Today, Panthertown Valley is a slowly recovering ecosystem. Long abused by timbering interests and the accompanying problems of wildfire and erosion, the forests there are just beginning to get back to something like normal. Of course the hemlocks trees there are doomed from the hemlock wooly adelgid infestation, but many of the other trees are doing well. The water table is relatively pristine and is home to native brook trout that ply the cold, clean waters to be found there. Panthertown is also good bear habitat, and coyotes have moved into the valley. High dollar real estate development encroaches on every side of Panthertown, and vistas that once revealed only unbroken forests now are marred by big homes sitting high on ridges owned by the wealthy elite.
Still and all, one can definitely find real solitude within the almost 7,000 acres of Panthertown. You won’t see or hear any panthers, but you will enjoy mountain vistas and amazing waterfalls and hear the sound of clear, free-running streams and cataracts. For something akin to a wilderness experience, Panthertown Valley is worth visiting.
Getting ThereDirections East Entrance (Cold Mountain Road)
Take I-240 West to I-26 East to the Asheville Airport, exit 40. Turn right onto NC 280; follow this for 16 miles to Brevard. At the intersection with US 64/276, continue straight onto this dual highway. In downtown Breavard, US 276 heads right; stay straight on US 64. US 64 bears right after passing through brevard. Follow US 64 for about 15 miles (it becomes very curvy) to the intersection with NC 281; turn right. See below.
Follow US 64 East to Cashiers. 13 miles past the stoplight in Cashiers, just past the Lake Toxaway dam, turn left on NC 281.
from NC 281, go 0.8 miles and turn left on Cold Mountain Road (the fire station is on the right). Proceed just under 6 miles up Cold Mountain Road; the road turns to gravel.
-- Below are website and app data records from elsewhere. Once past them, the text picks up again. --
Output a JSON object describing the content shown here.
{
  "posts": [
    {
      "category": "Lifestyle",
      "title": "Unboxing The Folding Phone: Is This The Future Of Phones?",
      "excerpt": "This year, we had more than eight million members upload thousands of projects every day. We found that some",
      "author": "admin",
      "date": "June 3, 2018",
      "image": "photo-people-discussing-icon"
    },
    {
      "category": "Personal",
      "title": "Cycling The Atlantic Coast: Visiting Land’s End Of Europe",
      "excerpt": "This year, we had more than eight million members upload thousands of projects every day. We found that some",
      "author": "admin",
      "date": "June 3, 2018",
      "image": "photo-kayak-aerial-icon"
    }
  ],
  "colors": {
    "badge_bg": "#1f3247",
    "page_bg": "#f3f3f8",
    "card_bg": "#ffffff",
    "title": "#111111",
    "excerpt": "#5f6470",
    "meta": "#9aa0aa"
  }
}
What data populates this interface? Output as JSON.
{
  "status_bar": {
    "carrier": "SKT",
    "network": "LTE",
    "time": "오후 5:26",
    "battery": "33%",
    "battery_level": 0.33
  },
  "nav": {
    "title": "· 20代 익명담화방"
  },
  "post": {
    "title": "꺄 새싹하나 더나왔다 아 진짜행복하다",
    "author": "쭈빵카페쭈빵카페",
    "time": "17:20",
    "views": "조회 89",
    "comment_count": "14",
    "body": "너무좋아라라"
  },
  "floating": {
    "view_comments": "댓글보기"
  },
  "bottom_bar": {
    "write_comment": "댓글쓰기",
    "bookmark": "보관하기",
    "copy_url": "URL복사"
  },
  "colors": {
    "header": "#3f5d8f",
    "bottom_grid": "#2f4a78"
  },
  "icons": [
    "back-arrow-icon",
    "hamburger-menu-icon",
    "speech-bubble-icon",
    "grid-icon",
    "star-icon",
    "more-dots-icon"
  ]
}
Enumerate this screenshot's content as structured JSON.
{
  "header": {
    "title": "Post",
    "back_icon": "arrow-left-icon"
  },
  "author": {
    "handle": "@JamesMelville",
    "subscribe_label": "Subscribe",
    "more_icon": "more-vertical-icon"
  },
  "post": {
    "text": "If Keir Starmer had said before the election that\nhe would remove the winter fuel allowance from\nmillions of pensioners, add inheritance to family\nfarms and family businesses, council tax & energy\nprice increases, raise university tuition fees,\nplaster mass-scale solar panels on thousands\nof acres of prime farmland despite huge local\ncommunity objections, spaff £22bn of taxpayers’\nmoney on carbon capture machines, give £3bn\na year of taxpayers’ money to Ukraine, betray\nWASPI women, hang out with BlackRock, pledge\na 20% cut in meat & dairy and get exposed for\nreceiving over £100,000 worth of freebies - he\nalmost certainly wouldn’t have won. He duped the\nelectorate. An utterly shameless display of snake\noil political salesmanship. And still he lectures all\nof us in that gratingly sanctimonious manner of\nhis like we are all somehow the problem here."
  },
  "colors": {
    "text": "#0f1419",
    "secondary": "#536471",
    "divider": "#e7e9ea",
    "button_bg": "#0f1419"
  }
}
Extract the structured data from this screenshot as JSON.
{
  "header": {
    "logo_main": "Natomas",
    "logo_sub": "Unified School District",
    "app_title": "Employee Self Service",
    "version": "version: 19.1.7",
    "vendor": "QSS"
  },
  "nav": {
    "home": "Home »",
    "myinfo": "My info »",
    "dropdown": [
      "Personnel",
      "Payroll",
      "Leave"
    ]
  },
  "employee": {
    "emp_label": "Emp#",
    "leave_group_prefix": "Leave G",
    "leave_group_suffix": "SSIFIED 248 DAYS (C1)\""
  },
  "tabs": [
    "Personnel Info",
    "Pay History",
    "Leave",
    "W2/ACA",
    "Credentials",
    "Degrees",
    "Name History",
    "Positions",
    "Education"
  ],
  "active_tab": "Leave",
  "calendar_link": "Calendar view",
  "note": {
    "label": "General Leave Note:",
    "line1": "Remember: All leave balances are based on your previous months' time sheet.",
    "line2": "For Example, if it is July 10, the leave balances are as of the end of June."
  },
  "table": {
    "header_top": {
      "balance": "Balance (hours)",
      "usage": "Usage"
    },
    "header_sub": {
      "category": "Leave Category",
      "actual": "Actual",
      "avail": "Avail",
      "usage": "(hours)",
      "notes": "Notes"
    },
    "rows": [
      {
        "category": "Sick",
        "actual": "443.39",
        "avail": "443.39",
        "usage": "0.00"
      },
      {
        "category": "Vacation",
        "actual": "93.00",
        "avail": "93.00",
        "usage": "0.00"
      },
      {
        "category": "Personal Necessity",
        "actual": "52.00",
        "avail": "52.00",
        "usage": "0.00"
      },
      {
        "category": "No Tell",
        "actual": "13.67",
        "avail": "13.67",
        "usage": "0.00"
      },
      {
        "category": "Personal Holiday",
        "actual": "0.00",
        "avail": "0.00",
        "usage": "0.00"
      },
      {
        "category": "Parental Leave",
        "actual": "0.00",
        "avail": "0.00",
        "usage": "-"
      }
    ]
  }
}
At a sharp left turn, a sign will indicate the Panthertown parking is just ahead. It is 0.1 mile from the sharp left turn to a gravel road on the right signed for the parking area; the road is about 0.1 mile long and the parking area is just a wide spot at the end of the road.
Directions West Entrance (Salt Rock Gap)
See above directions to NC 281, except continue past 281 on US 64 for 8 miles. Turn right on Cedar Creek Road, go 2.3 miles, then turn right on Breedlove Road. The parking area is at the end of the road in just under 4 miles.
Take US 64 East to Cashiers. 2 miles past the stoplight, turn left on Cedar Creek Road. Go 2.3 miles and turn right on Breedlove Road. The parking area is at the end of the road in just under 4 miles.
Prime bear habitat. Hang all food. Keep food out of tents. Lots of coyotes in the area, too. Please do not build fires on the granite mountaintops. Also, do not clear old wood from these areas, and stay off of the rare plants that grown on the cliff faces and exposed rocky areas.
CampingAs these are National Forest lands, you can camp just about wherever you damned well please. Just use common sense. Don't camp in low areas that are prone to flash flooding.
External LinksNational Forest Trail Map
Hiking in Western NC